Are you fluent in Spanish and English, as well as interested in becoming a trained interpreter in a healthcare setting?

A new program administered by the Children’s Foundation Research Center in affiliation with the University of Tennessee’s College of Allied Health Sciences, will be offered on Tuesday evenings from 5:30 to 8 p.m. beginning January 11 through April 12, 2005 at a hospital in the medical district.

Designed to serve as part of a national standardized model, this Health Care Interpreter Training program will help reduce cultural and linguistic barriers in healthcare institutions in order to provide better access to quality healthcare for individuals of Hispanic origin.

Developed in partnership with En Memphis Hablamos Juntos at the Regional Medical Center in Memphis, this course is part of a national program being offered in ten cities across the United States. The Hablamos Juntos curriculum is designed to develop linguistically and culturally competent interpreters who can function effectively and efficiently in health care settings. The Robert Wood Johnson Foundation funded both the development and implementation of the curriculum.

According to Marian Levy, DrPH, RD, UT assistant professor and associate director for the Health Promotion and Grants Management Department of the Children’s Foundation Research Center, there is a critical need for this program. “Currently there are real barriers to properly communicating with Spanish speaking individuals in the healthcare system. There are already challenges in communicating complex health information to patients in English. When you add to that, trying to interpret the information in Spanish, combined with the cultural and linguistic differences, it’s very difficult. Also, often times, a child or other family member with a limited knowledge of medical terminology serves as the translator, and this poses an ethical dilemma.” Dr. Levy commented that Memphis currently has approximately 70,000 to 150,000 Hispanics, and the need for improved access to healthcare for this population will only increase.

Course instructor will be Espi Ralston, a native of Spain and director of Hispanic community outreach for the Children’s Foundation Research Center. A previous interim project director for En Memphis Hablamos Juntos, she has master’s degrees in romance languages; teaching, curriculum and instruction; and philosophy and letters, with an extensive teaching background.
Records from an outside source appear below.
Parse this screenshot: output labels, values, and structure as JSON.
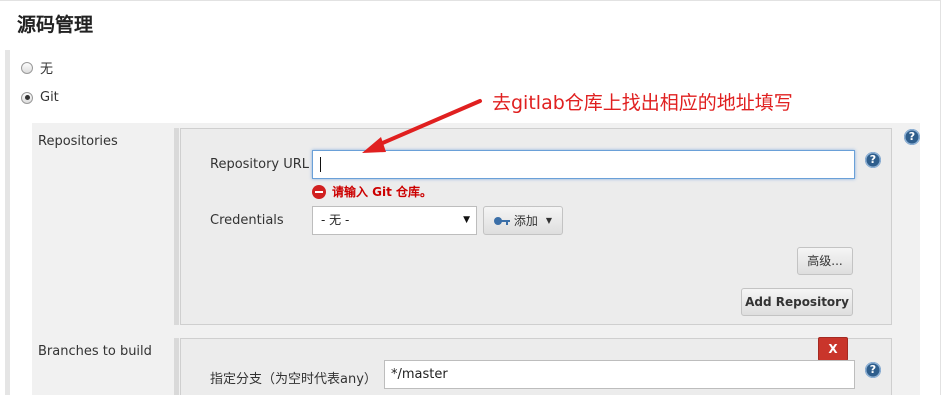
{
  "section": {
    "title": "源码管理"
  },
  "scm_options": [
    {
      "label": "无",
      "checked": false
    },
    {
      "label": "Git",
      "checked": true
    }
  ],
  "repositories": {
    "label": "Repositories",
    "url_label": "Repository URL",
    "url_value": "",
    "error_text": "请输入 Git 仓库。",
    "credentials_label": "Credentials",
    "credentials_selected": "- 无 -",
    "add_button": "添加",
    "advanced_button": "高级...",
    "add_repository_button": "Add Repository"
  },
  "branches": {
    "label": "Branches to build",
    "delete_button": "X",
    "specifier_label": "指定分支（为空时代表any）",
    "specifier_value": "*/master"
  },
  "help_glyph": "?",
  "annotation": {
    "text": "去gitlab仓库上找出相应的地址填写",
    "color": "#e02020"
  },
  "colors": {
    "error": "#cc0000",
    "help_icon": "#2f5e8c",
    "delete_button": "#c9352b"
  }
}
A leader in the Memphis Hispanic community, Ralston is on the board of Latino Memphis, as well as Project Coordinator of the Para Los Ni